… a little bit of summer

flowers against a blue sky

flowers against a clear, blue, February sky…

February in this part of the world can either be the height of summer, with soaring temperatures and long, dry days, or a time when autumn winds make an early appearance, bringing drizzly weather.

early signs of autumn...

… and early signs of autumn’s approach

The year Will was born, February was a sizzler… I remember it well, because, Will being Will, he was late.  You really feel the heat when you are 9+ months pregnant.

This summer, not so.

It’s definitely been summer, with plenty of summery storms, but the temperatures have been mild.  The most you can really say is that it has been February…

…Will’s birthday month.

 

 

February birthdays can be a bit awkward. Being only just back at school makes it hard to provide friends with an adequate time frame for party invitations, and lots of families are too busy trying to get back into the swing of things to want to make the effort of a lengthy drive out to the bush.

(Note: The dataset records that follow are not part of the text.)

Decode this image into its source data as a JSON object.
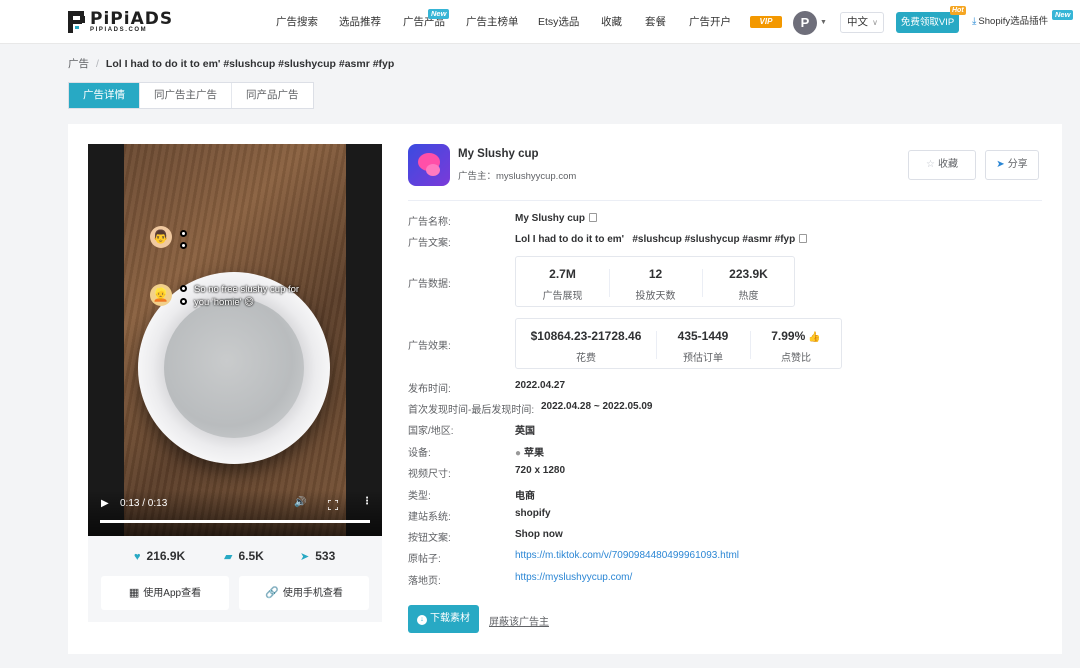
{
  "header": {
    "logo_text": "PiPiADS",
    "logo_sub": "PIPIADS.COM",
    "nav": [
      {
        "label": "广告搜索"
      },
      {
        "label": "选品推荐"
      },
      {
        "label": "广告产品",
        "tag": "New"
      },
      {
        "label": "广告主榜单"
      },
      {
        "label": "Etsy选品"
      },
      {
        "label": "收藏"
      },
      {
        "label": "套餐"
      },
      {
        "label": "广告开户"
      }
    ],
    "vip_badge": "VIP",
    "avatar_letter": "P",
    "language": "中文",
    "free_vip_button": "免费领取VIP",
    "free_vip_tag": "Hot",
    "plugin_link": "Shopify选品插件",
    "plugin_tag": "New"
  },
  "breadcrumb": {
    "root": "广告",
    "current": "Lol I had to do it to em' #slushcup #slushycup #asmr #fyp"
  },
  "tabs": [
    {
      "label": "广告详情",
      "active": true
    },
    {
      "label": "同广告主广告",
      "active": false
    },
    {
      "label": "同产品广告",
      "active": false
    }
  ],
  "video": {
    "caption_line1": "So no free slushy cup for",
    "caption_line2": "you 'homie' 😄",
    "time": "0:13 / 0:13",
    "progress": 1.0
  },
  "engagement": {
    "likes": "216.9K",
    "comments": "6.5K",
    "shares": "533",
    "app_view": "使用App查看",
    "phone_view": "使用手机查看"
  },
  "advertiser": {
    "name": "My Slushy cup",
    "label": "广告主：",
    "domain": "myslushyycup.com",
    "favorite": "收藏",
    "share": "分享"
  },
  "details": {
    "ad_name_label": "广告名称:",
    "ad_name": "My Slushy cup",
    "ad_copy_label": "广告文案:",
    "ad_copy": "Lol I had to do it to em'   #slushcup #slushycup #asmr #fyp",
    "ad_data_label": "广告数据:",
    "ad_data": [
      {
        "value": "2.7M",
        "label": "广告展现"
      },
      {
        "value": "12",
        "label": "投放天数"
      },
      {
        "value": "223.9K",
        "label": "热度"
      }
    ],
    "ad_effect_label": "广告效果:",
    "ad_effect": [
      {
        "value": "$10864.23-21728.46",
        "label": "花费"
      },
      {
        "value": "435-1449",
        "label": "预估订单"
      },
      {
        "value": "7.99%",
        "label": "点赞比"
      }
    ],
    "publish_label": "发布时间:",
    "publish": "2022.04.27",
    "seen_label": "首次发现时间-最后发现时间:",
    "seen": "2022.04.28 ~ 2022.05.09",
    "country_label": "国家/地区:",
    "country": "英国",
    "device_label": "设备:",
    "device": "苹果",
    "size_label": "视频尺寸:",
    "size": "720 x 1280",
    "type_label": "类型:",
    "type": "电商",
    "platform_label": "建站系统:",
    "platform": "shopify",
    "button_label": "按钮文案:",
    "button_text": "Shop now",
    "source_label": "原帖子:",
    "source": "https://m.tiktok.com/v/7090984480499961093.html",
    "landing_label": "落地页:",
    "landing": "https://myslushyycup.com/"
  },
  "actions": {
    "download": "下载素材",
    "block": "屏蔽该广告主"
  },
  "colors": {
    "accent": "#28a9c4",
    "link": "#2b86d4",
    "vip": "#f39800"
  }
}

This year felt like a bit of an anti climax for Will, too, as he had a very expensive Christmas gift that was also supposed to be for his birthday, as well, and many of the relatives that we usually rely on to be part of a family celebration were away on various holidays (one on the other side of the country).

I’ve promised that once the start of year madness has settled down we’ll organise a day at the go kart track or try our hand at some archery again, but for the time being it was just him and us. Our plan for fish and chips at the lake (take-away food is a rare event in our household) was cancelled due to an impending storm, but, since Will has recently discovered calamari rings, Matt decided to ‘do’ some calamari at home for something a bit different.

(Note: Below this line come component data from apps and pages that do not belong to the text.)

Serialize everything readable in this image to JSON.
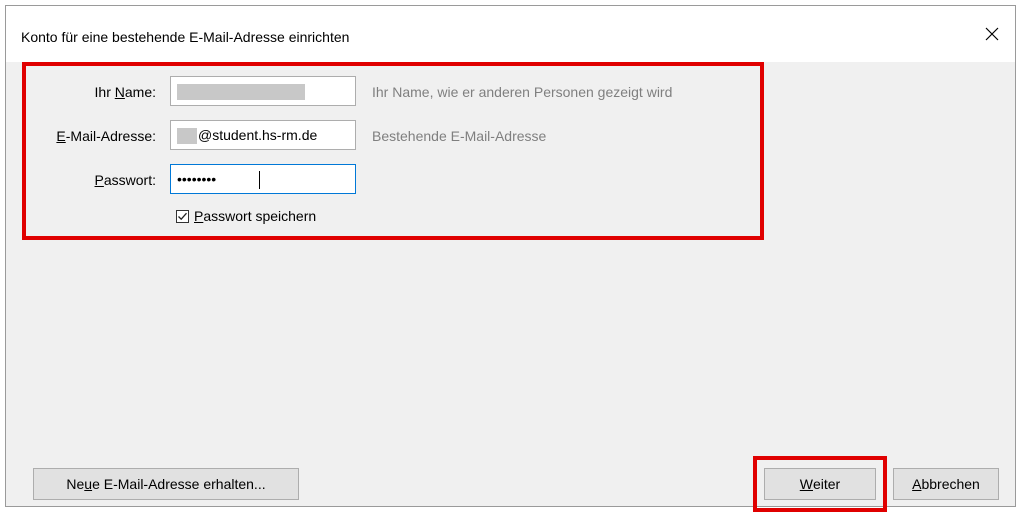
{
  "dialog": {
    "title": "Konto für eine bestehende E-Mail-Adresse einrichten"
  },
  "form": {
    "name": {
      "label_underline": "N",
      "label_pre": "Ihr ",
      "label_post": "ame:",
      "hint": "Ihr Name, wie er anderen Personen gezeigt wird"
    },
    "email": {
      "label_underline": "E",
      "label_post": "-Mail-Adresse:",
      "value_suffix": "@student.hs-rm.de",
      "hint": "Bestehende E-Mail-Adresse"
    },
    "password": {
      "label_underline": "P",
      "label_post": "asswort:",
      "value": "••••••••"
    },
    "save_password": {
      "checked": true,
      "label_underline": "P",
      "label_post": "asswort speichern"
    }
  },
  "buttons": {
    "new_address": {
      "label_pre": "Ne",
      "label_underline": "u",
      "label_post": "e E-Mail-Adresse erhalten..."
    },
    "next": {
      "label_underline": "W",
      "label_post": "eiter"
    },
    "cancel": {
      "label_underline": "A",
      "label_post": "bbrechen"
    }
  },
  "colors": {
    "highlight": "#e00000",
    "focus": "#0078d7",
    "hint": "#7f7f7f"
  }
}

This might seem straightforward until you realise that prepared calamari is all highly gluten-y and way off my diet. Hey, you say, but weren’t you about to eat fish and chips down at the lake? No, not I.  I would have been bringing my own home-made salmon salad to eat while the boys had the fish and chips.

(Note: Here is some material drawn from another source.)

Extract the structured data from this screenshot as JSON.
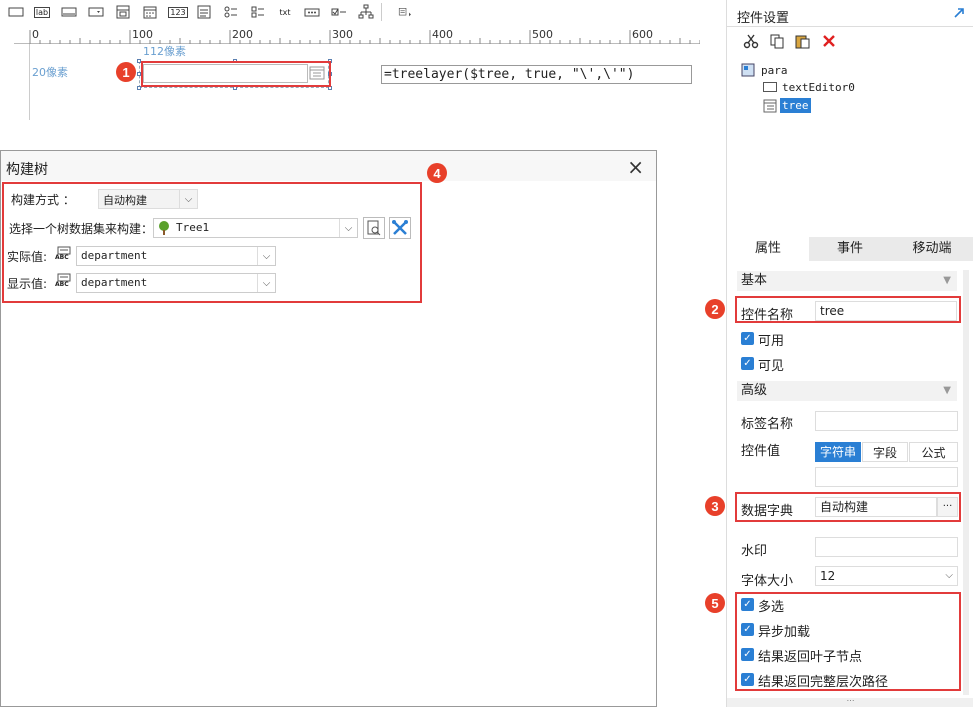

And… only ‘controllable’ gluten products usually make it into our kitchen (into a separate cupboard where only the brave dare go), so this calamari was going to be a Seventy Seven Acre special.

Matt went into the kitchen innocent of any major plan and, after some time turned out a dish that, to be honest, I had to be suspicious of… isn’t it a well known fact that squid has to be cooked incredibly quickly? Well, this took hours!

KONICA MINOLTA DIGITAL CAMERA

It. Was. Delicious. Tender. And. Juicy.

And I could eat it. Yay.

So here it is: Seventy Seven Acre ‘Calamari’ a la Matt

You will need…

  • squid (one tube was sufficient for the three of us)
  • lemon
  • coriander seeds
  • black pepper
  • chilli powder (or fresh chilli if you prefer, we didn’t have any on hand)
  • garlic
  • a decent sized mango (!)
  • small red and small green capsicum (peppers)
  • olive oil
  • white wine (enough to splash)

And so it begins…

  • get some squid rings (or a tube to slice up yourself) from a fishmonger who sells it (relatively) fresh – we live about 140 km away from the sea as the crow flies, and about 240 km via a windy road – so we had to take that the squid was fresh on trust – I’ve learned to be wary of frozen products which often have flour around them so they don’t stick together)
  • 4 hours (yep, that’s a 4) before you plan to serve it, marinade in lemon juice (about half a lemon freshly squeezed), freshly ground coriander and black pepper, chilli powder and garlic (to taste)
  • slice up the mango and add about a third of it to the marinade
  • let it all sit for 2 and a half hours (or so, while you head off to do something vitally important)

Later…

  • roughly dice the capsicum (peppers)
  • heat a minimal amount of olive oil in a pan suitable for sauteing (stainless steel is best)
  • saute capsicum, add the rest of the mango
  • add white wine to make a very wet sauce
  • bring to simmer
  • add the (by now well-marinated) squid
  • bring slowly back to a simmer and cook long and slow to reduce the sauce (this is the bit that made me suspicious, I was expecting a ‘throw it in and swish it around a few times’)

Much later…

  • Serve with salad of choice.
  • And / or rice if you wish.

PS Gran was good enough to make Will a superb birthday cake – my attempts having failed due to a lack of conventional oven and the little convection oven we’ve been using until we can afford to replace the now dead oven in our kitchen apparently being completely unsuitable for baking nut flour based cakes. Sadly. And expensively.

 

PPS the quote “…a little bit of summer” that I used for the title is actually about winter:

“One must maintain a little bit of summer,
even in the middle of winter.”

~Henry David Thoreau

but it seemed quite appropriate to our summer this year, which has seemed to be only a little bit of summer (although, I have loved our milder, rainier weather this year… really).